In Galwan, the Chinese were taken aback by the speedy response, ferocity and bravery of our troops during the bloody brutal pre-medieval brawl. Thereafter, following a speedy build-up of men and equipment, in a swift surgical manoeuvre, we occupied upheld but dominating features on the Kailash Range within our perception of the LAC; in what may be termed as a Quid Pro Quo (QPQ) action. From Doklam to Kailash; we have widened the spectrum of our response as well as signalled an intent, which included the funeral of Tenzin Nyima, draped in a Tibetan flag. It was just not another step in an escalatory ladder but the manner in which it was carried out achieving absolute surprise, which demonstrated our professionalism and expertise in High Altitude Warfare, something our troops have been committed to since 1984 in Siachen. You don’t just battle the enemy in these altitudes, but also the weather and there is a psychological effect of fighting in such remote and rugged areas with rarefied air where you struggle to breathe. To draw a parallel from an Army tactical term, it has helped create a firm base; in this case for the furtherance of the dialogue from a position of strength.

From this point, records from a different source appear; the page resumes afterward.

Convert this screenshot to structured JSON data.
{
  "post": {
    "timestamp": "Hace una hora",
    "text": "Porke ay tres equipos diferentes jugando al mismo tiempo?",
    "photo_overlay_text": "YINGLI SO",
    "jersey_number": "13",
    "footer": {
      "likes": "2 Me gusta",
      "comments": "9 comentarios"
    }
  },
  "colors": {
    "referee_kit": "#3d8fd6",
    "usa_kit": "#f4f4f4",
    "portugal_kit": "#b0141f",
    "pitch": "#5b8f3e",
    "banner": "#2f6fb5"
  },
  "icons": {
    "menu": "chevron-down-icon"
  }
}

By reviving a stand taken by it over sixty years ago; namely, 1959 claimed alignment of the border, the Chinese feel that they are now strong and hence can impose their will in pursuit of their interests. Little did they expect that India is no longer weak and unable to face up to their aggression. We have demonstrated our resolve and determination as a nation as well as the skills and ability of our soldiers to face them firmly and to deliver when called upon to do so. The truth for us lies in the fact that we need to prepare for war if we want to have peace or to quote a Japanese Samurai proverb “ the only solution for bad and violent people are good people that are more skilled in violence”.

The author has commanded the prestigious 1 Armoured Division and 18 Cavalry one of the oldest Regiment in the Indian Army